Yet, actually enacting transformation can be extremely difficult. It requires overcoming the resistance to change that surfaces every time you ask people to change how they do their jobs or what their priorities are. How do you overcome that resistance? In part two of a two-part interview, Justin Mennen, CIO of managed IT services company CompuCom, provides some insight. 

CIO_Q and A

The Enterprisers Project (TEP): What do you need to do to drive transformation in an organization, especially a large and well-established one? 

Justin Mennen: Start by bringing clarity to the strategy and vision of the organization. Identify the burning platform for change among the leaders and employees. With clarity comes a sense of "how my job impacts the bottom line" for your employees. Rally the organization and build excitement around the future.

Also, build a leadership team that models the change and transformation you are embarking on. With the right leadership and positive support for change, the organization will push through traditional barriers. Robust communications and change management are essential, just as with any large initiative. 

TEP: What form or forms of communication work best?

Mennen: Over-communicate in a variety of forums: all hands, brown bags, one-on-ones, informal walkabouts. Connect with the team and, most important, listen to their feedback. Identify and bring clarity to their roles within the transformation, and identify the decision-making process. Then publicize results to gain acceptance from skeptics throughout the process.

TEP: What are the biggest challenges to organizational transformation?
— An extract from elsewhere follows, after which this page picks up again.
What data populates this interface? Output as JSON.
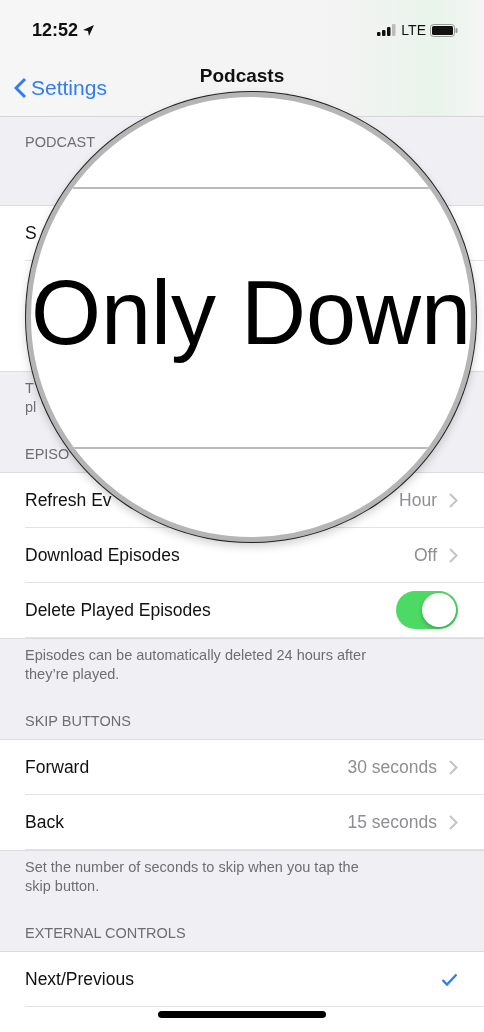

Mennen: Several challenges face any transformational effort. Change is difficult for many, and it will be met with resistance in a variety of ways. Without a strong change management lead and communication plan for stakeholders, this resistance can spread and disrupt progress. 



Obtaining buy-in at all levels of the organization and overcoming skepticism is a challenge, especially early in the process. It can be met with clear communication and early sharing of results. Finally, breaking traditional norms can be a barrier to change. Leverage frameworks such as design thinking to break through these norms, prototype the change, and showcase the future.

Transformation is difficult and requires a flexible and agile approach. What absolutely won't work: thinking you can do it alone!

TEP: When it comes to employees, do all of them have the potential to be innovative and transformational if they're in a culture that supports those qualities? 

Mennen: Of course, all employees have the potential to be innovative. The entire organization should be empowered to innovate. Now, that doesn't mean every employee should spend countless hours dreaming about the future, but rather they should focus on continuously improving. I've found that many times, innovation comes from unexpected areas of the organization. 

Transformation is difficult and requires a flexible and agile approach. What absolutely won't work: thinking you can do it alone!

TEP: What qualities do employees need to help create innovation and transformation?

Mennen: Traits that I look for to build on a solid technical foundation include curiosity, passion, and courage. The best innovators I've worked with are entrepreneurial in nature, have a network of peers across the industry to bounce ideas off of, and they are able to take experiments and make them real. Also, exposure to the industry, frameworks such as design thinking, and experience with rapid prototyping are always on my checklist when hiring for innovation. I look for people who can deliver and not just ideate. 

Minda Zetlin is a business technology writer and columnist for Inc.com. She is co-author of "The Geek Gap: Why Business and Technology Professionals Don't Understand Each Other and Why They Need Each Other to Survive," as well as several other books. She lives in Snohomish, Washington.